EXERCISE BRIEF>
Only lines with the string "users" should be returned from the data below.

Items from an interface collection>
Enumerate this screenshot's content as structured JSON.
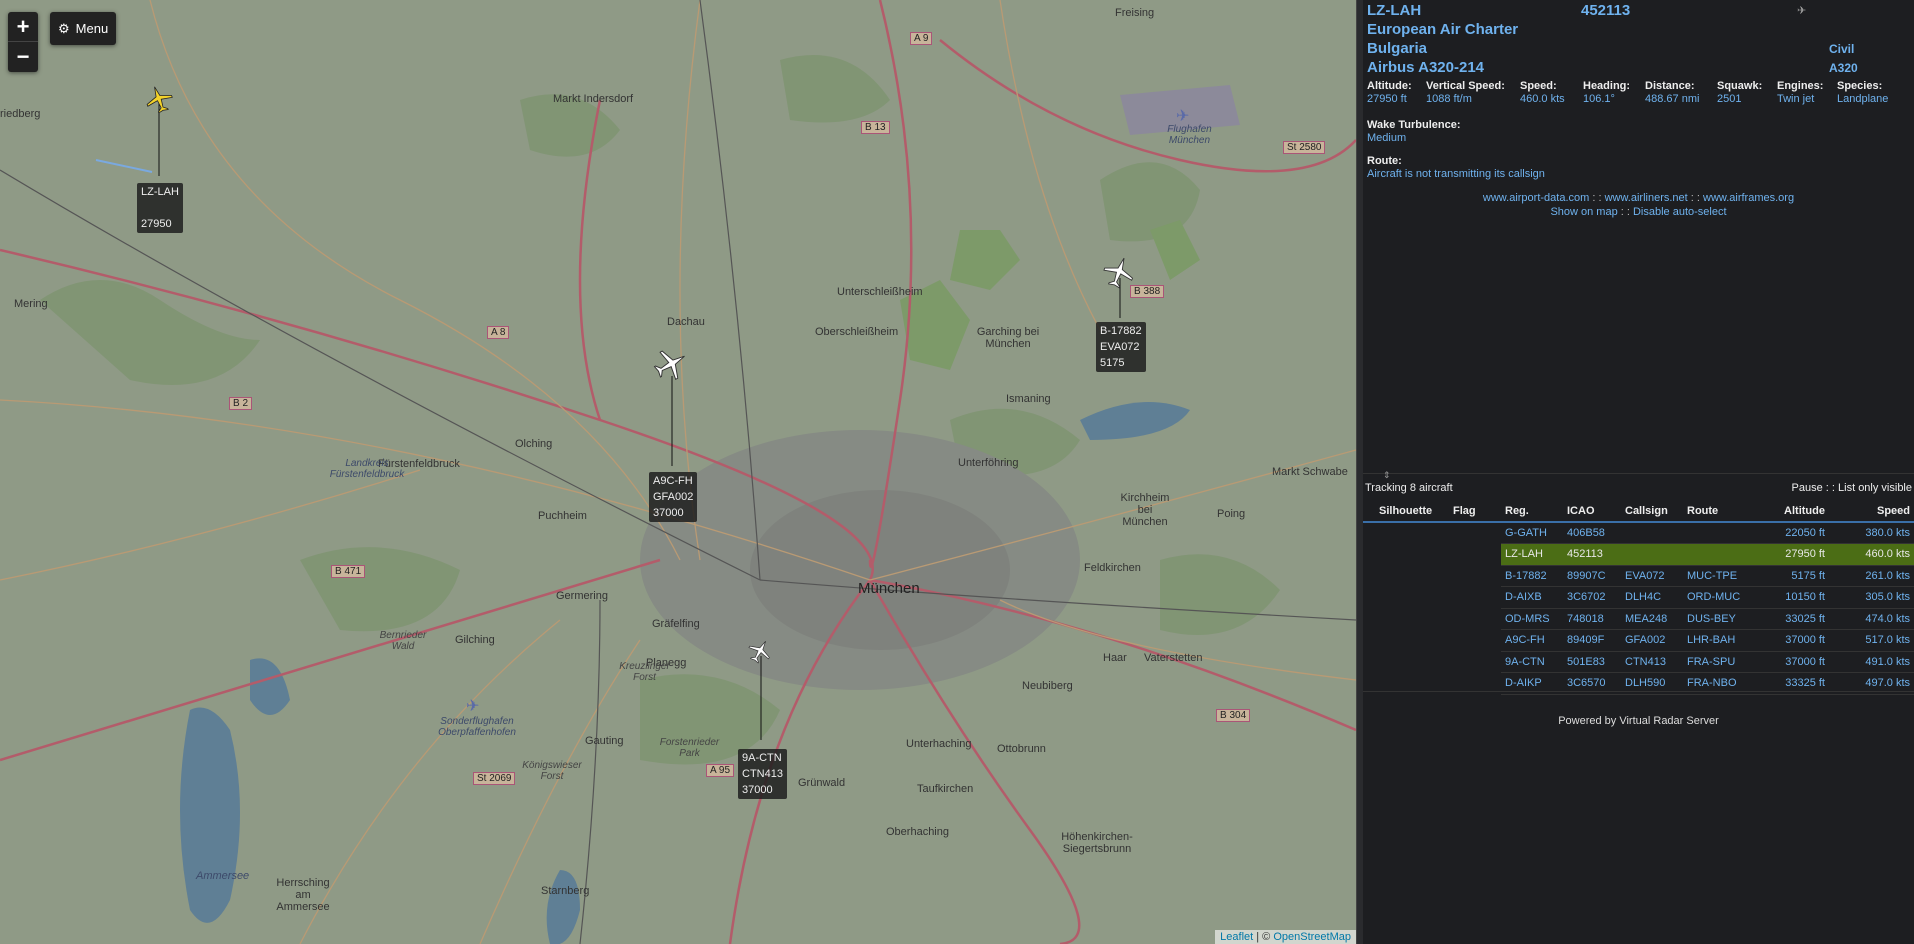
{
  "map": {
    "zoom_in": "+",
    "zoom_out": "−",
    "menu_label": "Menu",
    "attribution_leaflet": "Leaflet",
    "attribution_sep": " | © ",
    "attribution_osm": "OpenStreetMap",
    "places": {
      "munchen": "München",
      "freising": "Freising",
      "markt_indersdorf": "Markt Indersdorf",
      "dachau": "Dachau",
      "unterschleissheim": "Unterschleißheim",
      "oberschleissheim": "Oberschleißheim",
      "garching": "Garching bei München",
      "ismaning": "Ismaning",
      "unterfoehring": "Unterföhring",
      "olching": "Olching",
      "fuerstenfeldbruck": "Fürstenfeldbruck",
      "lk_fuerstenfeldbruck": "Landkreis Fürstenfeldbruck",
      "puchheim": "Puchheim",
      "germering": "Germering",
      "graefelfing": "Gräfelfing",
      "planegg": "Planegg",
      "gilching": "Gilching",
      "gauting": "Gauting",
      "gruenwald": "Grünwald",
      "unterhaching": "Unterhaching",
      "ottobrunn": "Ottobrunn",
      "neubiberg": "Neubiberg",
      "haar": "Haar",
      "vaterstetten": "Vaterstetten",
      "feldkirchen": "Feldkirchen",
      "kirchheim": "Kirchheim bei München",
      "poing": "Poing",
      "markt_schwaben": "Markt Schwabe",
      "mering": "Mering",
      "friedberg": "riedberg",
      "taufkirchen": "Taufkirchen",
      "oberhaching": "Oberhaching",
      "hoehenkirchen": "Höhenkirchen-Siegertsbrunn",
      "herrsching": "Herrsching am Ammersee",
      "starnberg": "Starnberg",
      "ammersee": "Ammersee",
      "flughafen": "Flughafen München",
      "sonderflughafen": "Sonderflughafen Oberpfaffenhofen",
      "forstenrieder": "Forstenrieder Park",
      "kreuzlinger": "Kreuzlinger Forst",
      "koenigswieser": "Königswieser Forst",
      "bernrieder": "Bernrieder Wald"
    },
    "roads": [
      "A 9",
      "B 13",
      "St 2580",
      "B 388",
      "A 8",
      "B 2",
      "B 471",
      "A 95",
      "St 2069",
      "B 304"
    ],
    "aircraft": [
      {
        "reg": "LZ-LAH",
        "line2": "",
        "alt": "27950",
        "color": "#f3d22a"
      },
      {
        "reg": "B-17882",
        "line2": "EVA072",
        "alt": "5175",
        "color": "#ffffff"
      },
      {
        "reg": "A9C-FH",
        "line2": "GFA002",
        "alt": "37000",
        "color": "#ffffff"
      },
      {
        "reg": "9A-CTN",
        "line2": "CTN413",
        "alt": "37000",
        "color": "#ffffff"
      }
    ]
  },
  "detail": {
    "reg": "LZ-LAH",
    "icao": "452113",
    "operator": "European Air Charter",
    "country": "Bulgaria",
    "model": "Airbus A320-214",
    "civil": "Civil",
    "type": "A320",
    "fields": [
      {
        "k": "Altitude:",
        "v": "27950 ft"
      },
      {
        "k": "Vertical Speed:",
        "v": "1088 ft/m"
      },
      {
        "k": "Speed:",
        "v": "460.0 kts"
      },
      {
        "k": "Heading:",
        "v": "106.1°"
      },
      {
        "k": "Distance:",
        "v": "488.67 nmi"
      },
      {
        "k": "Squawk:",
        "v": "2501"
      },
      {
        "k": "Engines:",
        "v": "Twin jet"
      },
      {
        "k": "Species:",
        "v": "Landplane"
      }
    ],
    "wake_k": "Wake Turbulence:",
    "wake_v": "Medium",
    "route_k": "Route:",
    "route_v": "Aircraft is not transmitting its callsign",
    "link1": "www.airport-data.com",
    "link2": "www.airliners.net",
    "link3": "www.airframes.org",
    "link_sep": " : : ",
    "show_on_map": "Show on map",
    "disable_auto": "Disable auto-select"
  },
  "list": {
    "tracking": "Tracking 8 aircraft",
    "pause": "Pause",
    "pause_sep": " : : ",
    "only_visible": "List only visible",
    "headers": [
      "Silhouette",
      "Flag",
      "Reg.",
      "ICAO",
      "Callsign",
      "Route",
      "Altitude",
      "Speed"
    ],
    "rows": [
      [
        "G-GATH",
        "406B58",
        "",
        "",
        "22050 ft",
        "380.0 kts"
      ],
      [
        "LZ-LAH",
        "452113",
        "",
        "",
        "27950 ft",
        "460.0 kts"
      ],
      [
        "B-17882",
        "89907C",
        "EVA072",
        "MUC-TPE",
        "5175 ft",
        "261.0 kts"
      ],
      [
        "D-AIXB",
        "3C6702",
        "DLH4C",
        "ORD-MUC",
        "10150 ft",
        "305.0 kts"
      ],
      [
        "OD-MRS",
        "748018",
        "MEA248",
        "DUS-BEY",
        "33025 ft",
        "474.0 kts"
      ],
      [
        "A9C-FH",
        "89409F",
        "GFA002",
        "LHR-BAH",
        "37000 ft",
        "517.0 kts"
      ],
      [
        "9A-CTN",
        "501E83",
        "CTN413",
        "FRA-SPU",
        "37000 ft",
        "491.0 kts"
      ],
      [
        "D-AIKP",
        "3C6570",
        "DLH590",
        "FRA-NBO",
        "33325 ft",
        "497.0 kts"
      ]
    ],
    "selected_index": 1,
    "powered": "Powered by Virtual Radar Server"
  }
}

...

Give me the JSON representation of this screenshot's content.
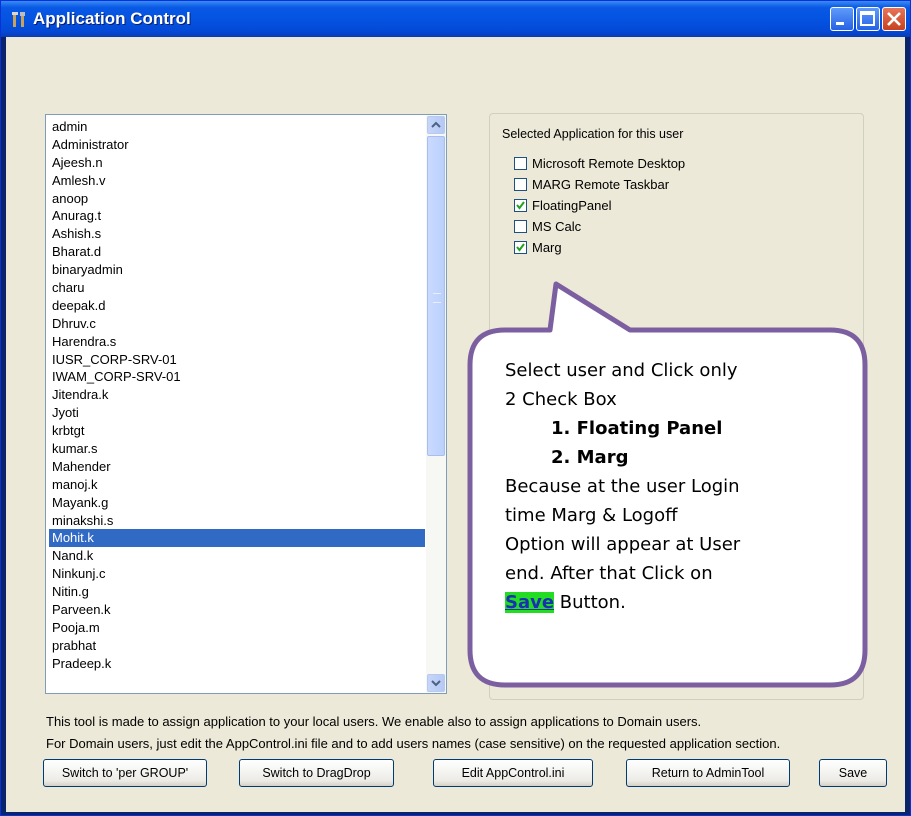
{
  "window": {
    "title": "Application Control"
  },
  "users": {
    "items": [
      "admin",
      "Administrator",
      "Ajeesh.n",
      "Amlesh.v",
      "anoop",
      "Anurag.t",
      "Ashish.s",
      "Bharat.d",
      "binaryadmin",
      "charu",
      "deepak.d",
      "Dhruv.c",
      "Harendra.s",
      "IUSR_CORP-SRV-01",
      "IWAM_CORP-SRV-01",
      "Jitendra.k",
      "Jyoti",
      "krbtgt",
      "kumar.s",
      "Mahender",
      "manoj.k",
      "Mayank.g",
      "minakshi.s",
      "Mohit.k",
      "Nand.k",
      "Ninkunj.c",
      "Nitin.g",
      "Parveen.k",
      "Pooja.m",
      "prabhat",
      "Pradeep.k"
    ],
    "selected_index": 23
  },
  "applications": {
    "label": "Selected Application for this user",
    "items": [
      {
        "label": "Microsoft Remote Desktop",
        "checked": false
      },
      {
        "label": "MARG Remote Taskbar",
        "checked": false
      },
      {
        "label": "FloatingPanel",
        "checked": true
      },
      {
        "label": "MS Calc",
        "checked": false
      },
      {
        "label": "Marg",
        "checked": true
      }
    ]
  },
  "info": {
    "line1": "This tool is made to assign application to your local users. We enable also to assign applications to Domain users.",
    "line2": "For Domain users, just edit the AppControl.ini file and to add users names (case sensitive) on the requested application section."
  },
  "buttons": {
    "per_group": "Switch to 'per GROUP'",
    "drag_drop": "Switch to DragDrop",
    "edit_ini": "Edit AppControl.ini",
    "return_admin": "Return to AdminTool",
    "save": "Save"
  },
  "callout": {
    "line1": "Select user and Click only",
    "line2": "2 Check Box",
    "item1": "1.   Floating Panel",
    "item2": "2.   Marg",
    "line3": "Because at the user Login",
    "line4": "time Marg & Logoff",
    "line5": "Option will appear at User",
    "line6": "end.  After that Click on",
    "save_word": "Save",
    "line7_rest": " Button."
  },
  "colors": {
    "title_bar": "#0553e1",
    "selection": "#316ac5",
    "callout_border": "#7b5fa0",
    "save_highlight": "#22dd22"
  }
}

WRITTEN ANSWER>
  "users": {
    "line1": "This tool is made to assign application to your local users. We enable also to assign applications to Domain users.",
    "line2": "For Domain users, just edit the AppControl.ini file and to add users names (case sensitive) on the requested application section."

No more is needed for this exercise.